“I’m always looking for the positive side of things and appreciate the slower pace and time with my family, having longer family meals and conversations,” he said. “Situations like this definitely make you more conscious of the here and now. In a way it is relevant to our Vivid submission which is all about family and local cultural connections.”
Hancock’s work, One Big Backyard celebrates Sydney’s diversity and unity. It will be showcased among hundreds of other national and international pieces later in the year.
The NSW Government announced that Vivid 2021 would be suspended until September 17 before then running until October 9.
In 2019, Vivid generated over $172 million for the state economy, attracting 2.5 million attendees to the colourful light works and live performances decorating the Sydney CBD, Circular Quay, The Rocks and Darling Harbour.
Vivid 2021 has been postponed until September as a result of Sydney’s COVID-19 outbreak. Photo: pattyjansen
COVID-19 impact widening
Last Friday, Opera Australia announced the cancellation of the Sydney winter opera season, meaning all four productions; Aida, Attila, Otello and The Tales Of Hoffmann, are unable to go ahead.

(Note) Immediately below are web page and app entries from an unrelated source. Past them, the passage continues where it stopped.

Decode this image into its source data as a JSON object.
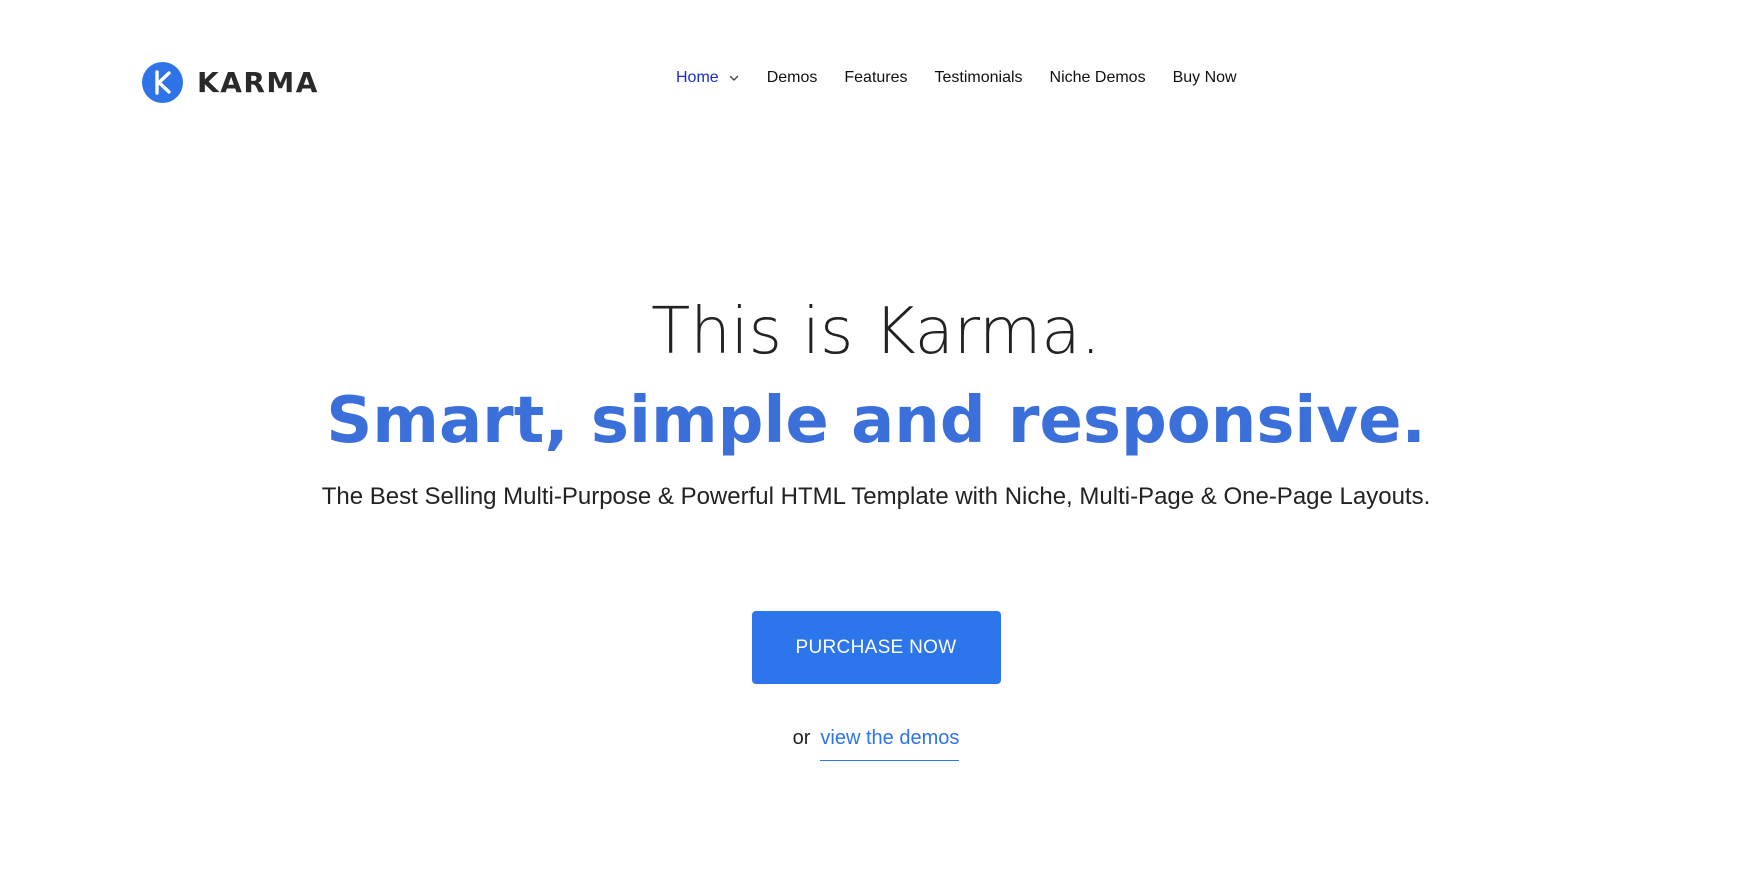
{
  "header": {
    "brand": {
      "name": "KARMA",
      "logo_icon": "k-logo-icon",
      "logo_color": "#2f73e8"
    },
    "nav": {
      "items": [
        {
          "label": "Home",
          "active": true,
          "has_dropdown": true
        },
        {
          "label": "Demos",
          "active": false
        },
        {
          "label": "Features",
          "active": false
        },
        {
          "label": "Testimonials",
          "active": false
        },
        {
          "label": "Niche Demos",
          "active": false
        },
        {
          "label": "Buy Now",
          "active": false
        }
      ],
      "active_color": "#1a2bd6"
    }
  },
  "hero": {
    "headline": "This is Karma.",
    "tagline": "Smart, simple and responsive.",
    "tagline_color": "#3b6fd9",
    "subtitle": "The Best Selling Multi-Purpose & Powerful HTML Template with Niche, Multi-Page & One-Page Layouts.",
    "cta": {
      "label": "PURCHASE NOW",
      "color": "#2c75ea"
    },
    "alternate": {
      "prefix": "or",
      "link_label": "view the demos"
    }
  }
}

Opera Australia’s Artistic Director Lyndon Terracini said that while the announcement is disappointing, he’s hopeful the events will be rescheduled.
“So much work and preparation has been done by all our talented staff and performers,” said Terracini. “We’d like to assure everyone that all this hard work will not go to waste and we are endeavouring to reschedule all of the productions into future seasons.”
Opera Australia’s The Phantom Of The Opera has also faced closure, initially scheduled to open at the Sydney Opera House and the Arts Centre Melbourne later this year.
“After making box office history at the Opera House, it was clear that Australians were very excited about this new production of the world’s most successful musical,” Terracini said.
Alongside Vivid and Opera Australia, Sydney Theatre Company has also made the decision to cancel their esteemed show, Triple X.
Playwright and trans performer Glace Chase said the semi-autobiographical trans love story was anticipated to become the first of its kind to be featured on a mainstream stage.
“It’s a story that’s never been seen on a mainstage, a story based on a true experience from my life – a trans woman and the straight man that she falls into a thwarted relationship with,” said Chase.
“Although a mainstream audience has never seen a story like this before – an honest depiction of trans romance – it’s the desperate desire for connection, to be understood by someone, and to be seen that makes Triple X so relatable, and even more relevant in these isolated times.”
Sydney Theatre Company has been forced to cancel first of its kind trans love story amid Greater Sydney Covid outbreaks. Picture: Sydney Theatre Company